You can spend a lot of money on a GPS these days. A quick google search of hand-held GPS devices will reveal that the eTrex is one of the “cheaper” models. Sure I could get a more detailed one, but I’ve been relying on this one for as long as I’ve been traveling and never once thought about spending a penny more than I did here. Again, there’s plenty of GPS-related phone apps but it is important for me to have a long-lasting GPS for when the phone invariably dies. The eTrex is essentially a waypoint mapper and helps you get from point A to point B (no topo map) but that’s really all you need for 95% of your travels. From deep in the Rocky Mountain wilderness to local Chicago state parks, I’ve always appreciated this GPS for basic path finding and directions. It’s a great bargain for those who don’t feel the need to spend 600 dollars on a 2 pound GPS device.

REI Double Shot Press Mug (or any Portable French Press)

Although there’s no app for this (yet), the portable Frenchpress falls into my 21st century travel essentials. An unexpected expense of road-trips is coffee. Spending 2-3 dollars a cup on those long days can get a little pricy on a longer trip. Plus, gas station coffee is usually half-burned by the time you get it. Most coffee connoisseurs would agree that French pressed coffee is infinitely better than mass produced stuff anyways. Having that little extra luxury on a long trip really makes a difference. When I was camping, all I had to do was have hot water and coffee grinds for a local-coffee-house grade cup of Joe. On my more civilized trips for conferences, I brought my little French press along and enjoyed not having to rely on iffy hotel-room coffee machines. It is my 11th essential.

Stanley 1000 Peak Amp Jump Starter/Compressor

The Stanley Jump Starter is like a Swiss Army Knife for automobiles. I purchased one of these for an extended expedition into the Canadian woods where I was going to be on logging roads for the duration of the trip. However, I’ve found that this useful pack has saved me on multiple out-and-about trips near home. Having a portable batter jump-starter, flat tire air-compressor and USB charger gives me peace of mind on all my road-trips. Not only that, but I could charge my phone or tablet overnight in my tent when I was far from any outlets (and didn’t have to leave my car on!) It plugs right into a car DC cigarette lighter, charges pretty quickly and runs for hours. From filling up a flat mountain bike tire to giving a quick jump to my lawn mower, having one of these jump-starter packs is invaluable on long road trips and at home. (They make this in 300-1000 amps which will charge most any car, truck, boat, ATV or snowmobile) 

AC Power Inverter

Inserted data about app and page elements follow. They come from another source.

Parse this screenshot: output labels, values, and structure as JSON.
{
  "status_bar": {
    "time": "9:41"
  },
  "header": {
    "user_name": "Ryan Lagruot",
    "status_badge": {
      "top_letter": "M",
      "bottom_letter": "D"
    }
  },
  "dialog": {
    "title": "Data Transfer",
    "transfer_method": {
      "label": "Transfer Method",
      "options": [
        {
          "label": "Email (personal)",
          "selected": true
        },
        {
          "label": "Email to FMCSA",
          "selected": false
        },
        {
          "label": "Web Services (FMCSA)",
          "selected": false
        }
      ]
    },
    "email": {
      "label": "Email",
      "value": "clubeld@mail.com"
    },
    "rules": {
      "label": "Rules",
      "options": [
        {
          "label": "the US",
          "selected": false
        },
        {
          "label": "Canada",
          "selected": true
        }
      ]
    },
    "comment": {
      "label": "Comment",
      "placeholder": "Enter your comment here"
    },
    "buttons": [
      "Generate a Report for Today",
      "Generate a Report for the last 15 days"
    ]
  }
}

Speaking of electric outlets, it’s nice to be able to turn your car’s cigarette lighter into a simple AC outlet (like the kinds you have in your home). I purchased one of these along with the jump starter and essentially was able to charge anything and everything from my car’s cigarette lighter. Given that a majority of my travel writing is done on site, I really can’t be driving all the way to a coffee shop to charge a phone/tablet. With the power inverter, ever single device was always charged- from electric shaver to laptop. These are not very expensive but make a huge difference on a road trip.
Would love to head back out to Utah and drive this road again! (Valley of the Gods)
I’m always the first to get a new app that continues to expand my traveling universe but something things can’t be done by the smartest of phones. As such, I always include a little extra space in my car or luggage for those few non-replaceables that add a little extra peace of mind or luxury to a camping or road trip.